*WORK ITEM:*
When you print the records below, keep every word exact and leave out the images.

--------------------------------

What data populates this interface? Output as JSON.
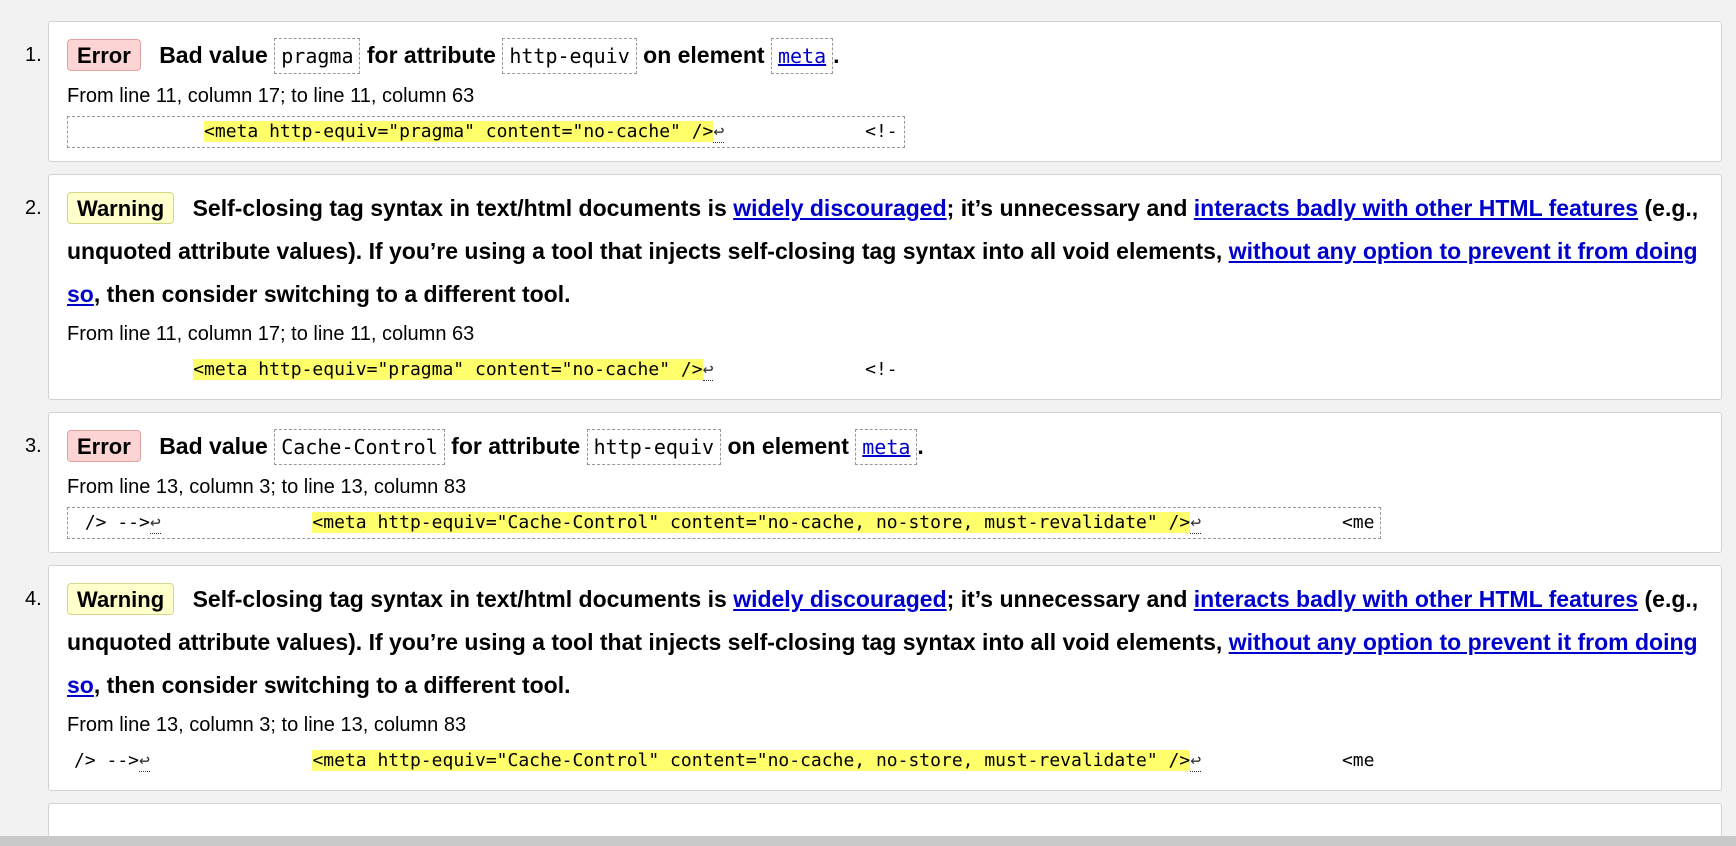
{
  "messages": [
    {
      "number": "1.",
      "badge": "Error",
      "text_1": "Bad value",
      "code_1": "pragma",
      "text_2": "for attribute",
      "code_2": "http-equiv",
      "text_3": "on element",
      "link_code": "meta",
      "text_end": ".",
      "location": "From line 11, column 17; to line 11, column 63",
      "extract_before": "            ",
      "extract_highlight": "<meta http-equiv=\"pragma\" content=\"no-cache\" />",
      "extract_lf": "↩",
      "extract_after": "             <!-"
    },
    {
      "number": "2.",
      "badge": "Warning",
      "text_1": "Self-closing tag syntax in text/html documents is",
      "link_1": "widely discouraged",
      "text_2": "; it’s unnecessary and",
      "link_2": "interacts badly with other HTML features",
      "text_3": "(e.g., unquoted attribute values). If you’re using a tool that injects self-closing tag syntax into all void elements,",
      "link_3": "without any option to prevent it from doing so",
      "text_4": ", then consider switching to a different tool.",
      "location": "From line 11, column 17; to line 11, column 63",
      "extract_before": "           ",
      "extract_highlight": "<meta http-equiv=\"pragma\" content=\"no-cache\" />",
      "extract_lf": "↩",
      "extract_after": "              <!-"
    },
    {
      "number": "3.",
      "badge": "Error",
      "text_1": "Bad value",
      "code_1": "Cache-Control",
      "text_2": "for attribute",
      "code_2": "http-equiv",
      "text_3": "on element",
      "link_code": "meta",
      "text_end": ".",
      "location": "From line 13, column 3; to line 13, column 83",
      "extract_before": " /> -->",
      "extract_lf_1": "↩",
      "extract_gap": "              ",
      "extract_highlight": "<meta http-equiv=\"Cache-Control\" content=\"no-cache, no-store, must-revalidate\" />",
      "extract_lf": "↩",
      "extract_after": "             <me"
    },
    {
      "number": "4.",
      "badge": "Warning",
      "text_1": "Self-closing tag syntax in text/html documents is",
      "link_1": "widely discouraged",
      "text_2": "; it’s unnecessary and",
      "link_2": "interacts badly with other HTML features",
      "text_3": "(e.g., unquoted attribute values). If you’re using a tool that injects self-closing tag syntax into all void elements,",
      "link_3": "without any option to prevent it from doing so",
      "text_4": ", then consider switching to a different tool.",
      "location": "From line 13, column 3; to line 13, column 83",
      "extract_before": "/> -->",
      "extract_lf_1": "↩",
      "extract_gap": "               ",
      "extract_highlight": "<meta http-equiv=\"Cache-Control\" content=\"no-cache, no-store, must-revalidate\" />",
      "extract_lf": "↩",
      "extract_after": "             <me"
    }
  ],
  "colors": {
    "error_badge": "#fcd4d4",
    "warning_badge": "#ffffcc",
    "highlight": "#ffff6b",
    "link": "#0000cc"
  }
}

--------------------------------

*YOUR SOLUTION:*
What data populates this interface? Output as JSON.
{
  "messages": [
    {
      "number": "1.",
      "badge": "Error",
      "text_1": "Bad value",
      "code_1": "pragma",
      "text_2": "for attribute",
      "code_2": "http-equiv",
      "text_3": "on element",
      "link_code": "meta",
      "text_end": ".",
      "location": "From line 11, column 17; to line 11, column 63",
      "extract_before": "            ",
      "extract_highlight": "<meta http-equiv=\"pragma\" content=\"no-cache\" />",
      "extract_lf": "↩",
      "extract_after": "             <!-"
    },
    {
      "number": "2.",
      "badge": "Warning",
      "text_1": "Self-closing tag syntax in text/html documents is",
      "link_1": "widely discouraged",
      "text_2": "; it’s unnecessary and",
      "link_2": "interacts badly with other HTML features",
      "text_3": "(e.g., unquoted attribute values). If you’re using a tool that injects self-closing tag syntax into all void elements,",
      "link_3": "without any option to prevent it from doing so",
      "text_4": ", then consider switching to a different tool.",
      "location": "From line 11, column 17; to line 11, column 63",
      "extract_before": "           ",
      "extract_highlight": "<meta http-equiv=\"pragma\" content=\"no-cache\" />",
      "extract_lf": "↩",
      "extract_after": "              <!-"
    },
    {
      "number": "3.",
      "badge": "Error",
      "text_1": "Bad value",
      "code_1": "Cache-Control",
      "text_2": "for attribute",
      "code_2": "http-equiv",
      "text_3": "on element",
      "link_code": "meta",
      "text_end": ".",
      "location": "From line 13, column 3; to line 13, column 83",
      "extract_before": " /> -->",
      "extract_lf_1": "↩",
      "extract_gap": "              ",
      "extract_highlight": "<meta http-equiv=\"Cache-Control\" content=\"no-cache, no-store, must-revalidate\" />",
      "extract_lf": "↩",
      "extract_after": "             <me"
    },
    {
      "number": "4.",
      "badge": "Warning",
      "text_1": "Self-closing tag syntax in text/html documents is",
      "link_1": "widely discouraged",
      "text_2": "; it’s unnecessary and",
      "link_2": "interacts badly with other HTML features",
      "text_3": "(e.g., unquoted attribute values). If you’re using a tool that injects self-closing tag syntax into all void elements,",
      "link_3": "without any option to prevent it from doing so",
      "text_4": ", then consider switching to a different tool.",
      "location": "From line 13, column 3; to line 13, column 83",
      "extract_before": "/> -->",
      "extract_lf_1": "↩",
      "extract_gap": "               ",
      "extract_highlight": "<meta http-equiv=\"Cache-Control\" content=\"no-cache, no-store, must-revalidate\" />",
      "extract_lf": "↩",
      "extract_after": "             <me"
    }
  ],
  "colors": {
    "error_badge": "#fcd4d4",
    "warning_badge": "#ffffcc",
    "highlight": "#ffff6b",
    "link": "#0000cc"
  }
}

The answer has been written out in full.